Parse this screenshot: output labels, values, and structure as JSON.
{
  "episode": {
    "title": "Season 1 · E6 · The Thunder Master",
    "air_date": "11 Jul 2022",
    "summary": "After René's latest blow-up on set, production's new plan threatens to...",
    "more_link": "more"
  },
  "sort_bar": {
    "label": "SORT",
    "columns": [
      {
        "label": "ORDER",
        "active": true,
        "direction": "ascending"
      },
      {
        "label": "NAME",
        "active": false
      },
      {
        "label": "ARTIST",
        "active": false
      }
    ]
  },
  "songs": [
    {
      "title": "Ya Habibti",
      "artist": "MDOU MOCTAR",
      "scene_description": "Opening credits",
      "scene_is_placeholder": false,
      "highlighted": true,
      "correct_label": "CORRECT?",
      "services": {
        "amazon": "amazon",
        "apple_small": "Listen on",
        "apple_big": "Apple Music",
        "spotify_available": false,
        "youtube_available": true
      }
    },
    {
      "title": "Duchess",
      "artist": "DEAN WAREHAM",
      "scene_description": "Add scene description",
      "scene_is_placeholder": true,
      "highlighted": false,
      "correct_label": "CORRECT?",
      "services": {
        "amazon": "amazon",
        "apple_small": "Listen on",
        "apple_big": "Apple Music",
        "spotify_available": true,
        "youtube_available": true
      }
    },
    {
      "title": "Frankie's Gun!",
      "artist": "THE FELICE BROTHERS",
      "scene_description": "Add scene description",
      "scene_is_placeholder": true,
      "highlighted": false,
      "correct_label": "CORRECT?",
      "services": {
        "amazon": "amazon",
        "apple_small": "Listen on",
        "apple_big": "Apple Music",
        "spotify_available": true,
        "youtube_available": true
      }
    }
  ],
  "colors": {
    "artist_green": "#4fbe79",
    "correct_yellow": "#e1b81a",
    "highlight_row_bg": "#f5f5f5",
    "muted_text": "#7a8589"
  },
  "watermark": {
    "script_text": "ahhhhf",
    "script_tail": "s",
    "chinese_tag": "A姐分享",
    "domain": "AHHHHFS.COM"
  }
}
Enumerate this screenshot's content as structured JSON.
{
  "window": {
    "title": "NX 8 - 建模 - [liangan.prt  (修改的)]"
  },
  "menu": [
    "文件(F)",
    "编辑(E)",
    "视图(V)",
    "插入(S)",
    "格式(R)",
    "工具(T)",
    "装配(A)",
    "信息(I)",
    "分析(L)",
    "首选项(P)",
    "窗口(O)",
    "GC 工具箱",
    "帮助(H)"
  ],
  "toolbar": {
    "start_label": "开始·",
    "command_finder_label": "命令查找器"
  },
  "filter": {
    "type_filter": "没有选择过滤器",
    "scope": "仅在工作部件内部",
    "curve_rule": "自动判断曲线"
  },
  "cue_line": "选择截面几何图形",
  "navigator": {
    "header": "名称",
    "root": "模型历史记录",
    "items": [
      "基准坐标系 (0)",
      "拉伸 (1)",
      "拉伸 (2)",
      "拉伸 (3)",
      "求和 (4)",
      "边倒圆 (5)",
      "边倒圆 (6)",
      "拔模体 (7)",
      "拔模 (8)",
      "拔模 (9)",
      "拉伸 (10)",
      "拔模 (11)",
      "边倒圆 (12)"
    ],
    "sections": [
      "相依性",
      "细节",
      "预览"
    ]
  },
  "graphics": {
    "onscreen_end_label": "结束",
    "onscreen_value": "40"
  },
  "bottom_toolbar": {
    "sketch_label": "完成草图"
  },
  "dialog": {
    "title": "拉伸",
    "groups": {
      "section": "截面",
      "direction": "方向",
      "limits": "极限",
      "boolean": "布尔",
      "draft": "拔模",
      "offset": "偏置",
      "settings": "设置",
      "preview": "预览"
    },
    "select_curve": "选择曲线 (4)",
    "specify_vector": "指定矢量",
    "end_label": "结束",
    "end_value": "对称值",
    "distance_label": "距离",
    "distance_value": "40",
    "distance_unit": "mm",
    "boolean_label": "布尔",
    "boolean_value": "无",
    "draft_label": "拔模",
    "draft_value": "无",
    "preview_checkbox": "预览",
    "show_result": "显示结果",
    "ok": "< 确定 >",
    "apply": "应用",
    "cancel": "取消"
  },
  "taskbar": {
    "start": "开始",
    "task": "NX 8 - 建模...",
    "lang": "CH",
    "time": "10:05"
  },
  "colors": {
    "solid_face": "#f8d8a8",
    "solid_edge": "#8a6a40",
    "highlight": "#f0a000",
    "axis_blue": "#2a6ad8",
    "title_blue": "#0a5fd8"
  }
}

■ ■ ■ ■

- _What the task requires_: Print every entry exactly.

- _Answer section_:
Parse this screenshot: output labels, values, and structure as JSON.
{
  "episode": {
    "title": "Season 1 · E6 · The Thunder Master",
    "air_date": "11 Jul 2022",
    "summary": "After René's latest blow-up on set, production's new plan threatens to...",
    "more_link": "more"
  },
  "sort_bar": {
    "label": "SORT",
    "columns": [
      {
        "label": "ORDER",
        "active": true,
        "direction": "ascending"
      },
      {
        "label": "NAME",
        "active": false
      },
      {
        "label": "ARTIST",
        "active": false
      }
    ]
  },
  "songs": [
    {
      "title": "Ya Habibti",
      "artist": "MDOU MOCTAR",
      "scene_description": "Opening credits",
      "scene_is_placeholder": false,
      "highlighted": true,
      "correct_label": "CORRECT?",
      "services": {
        "amazon": "amazon",
        "apple_small": "Listen on",
        "apple_big": "Apple Music",
        "spotify_available": false,
        "youtube_available": true
      }
    },
    {
      "title": "Duchess",
      "artist": "DEAN WAREHAM",
      "scene_description": "Add scene description",
      "scene_is_placeholder": true,
      "highlighted": false,
      "correct_label": "CORRECT?",
      "services": {
        "amazon": "amazon",
        "apple_small": "Listen on",
        "apple_big": "Apple Music",
        "spotify_available": true,
        "youtube_available": true
      }
    },
    {
      "title": "Frankie's Gun!",
      "artist": "THE FELICE BROTHERS",
      "scene_description": "Add scene description",
      "scene_is_placeholder": true,
      "highlighted": false,
      "correct_label": "CORRECT?",
      "services": {
        "amazon": "amazon",
        "apple_small": "Listen on",
        "apple_big": "Apple Music",
        "spotify_available": true,
        "youtube_available": true
      }
    }
  ],
  "colors": {
    "artist_green": "#4fbe79",
    "correct_yellow": "#e1b81a",
    "highlight_row_bg": "#f5f5f5",
    "muted_text": "#7a8589"
  },
  "watermark": {
    "script_text": "ahhhhf",
    "script_tail": "s",
    "chinese_tag": "A姐分享",
    "domain": "AHHHHFS.COM"
  }
}
Enumerate this screenshot's content as structured JSON.
{
  "window": {
    "title": "NX 8 - 建模 - [liangan.prt  (修改的)]"
  },
  "menu": [
    "文件(F)",
    "编辑(E)",
    "视图(V)",
    "插入(S)",
    "格式(R)",
    "工具(T)",
    "装配(A)",
    "信息(I)",
    "分析(L)",
    "首选项(P)",
    "窗口(O)",
    "GC 工具箱",
    "帮助(H)"
  ],
  "toolbar": {
    "start_label": "开始·",
    "command_finder_label": "命令查找器"
  },
  "filter": {
    "type_filter": "没有选择过滤器",
    "scope": "仅在工作部件内部",
    "curve_rule": "自动判断曲线"
  },
  "cue_line": "选择截面几何图形",
  "navigator": {
    "header": "名称",
    "root": "模型历史记录",
    "items": [
      "基准坐标系 (0)",
      "拉伸 (1)",
      "拉伸 (2)",
      "拉伸 (3)",
      "求和 (4)",
      "边倒圆 (5)",
      "边倒圆 (6)",
      "拔模体 (7)",
      "拔模 (8)",
      "拔模 (9)",
      "拉伸 (10)",
      "拔模 (11)",
      "边倒圆 (12)"
    ],
    "sections": [
      "相依性",
      "细节",
      "预览"
    ]
  },
  "graphics": {
    "onscreen_end_label": "结束",
    "onscreen_value": "40"
  },
  "bottom_toolbar": {
    "sketch_label": "完成草图"
  },
  "dialog": {
    "title": "拉伸",
    "groups": {
      "section": "截面",
      "direction": "方向",
      "limits": "极限",
      "boolean": "布尔",
      "draft": "拔模",
      "offset": "偏置",
      "settings": "设置",
      "preview": "预览"
    },
    "select_curve": "选择曲线 (4)",
    "specify_vector": "指定矢量",
    "end_label": "结束",
    "end_value": "对称值",
    "distance_label": "距离",
    "distance_value": "40",
    "distance_unit": "mm",
    "boolean_label": "布尔",
    "boolean_value": "无",
    "draft_label": "拔模",
    "draft_value": "无",
    "preview_checkbox": "预览",
    "show_result": "显示结果",
    "ok": "< 确定 >",
    "apply": "应用",
    "cancel": "取消"
  },
  "taskbar": {
    "start": "开始",
    "task": "NX 8 - 建模...",
    "lang": "CH",
    "time": "10:05"
  },
  "colors": {
    "solid_face": "#f8d8a8",
    "solid_edge": "#8a6a40",
    "highlight": "#f0a000",
    "axis_blue": "#2a6ad8",
    "title_blue": "#0a5fd8"
  }
}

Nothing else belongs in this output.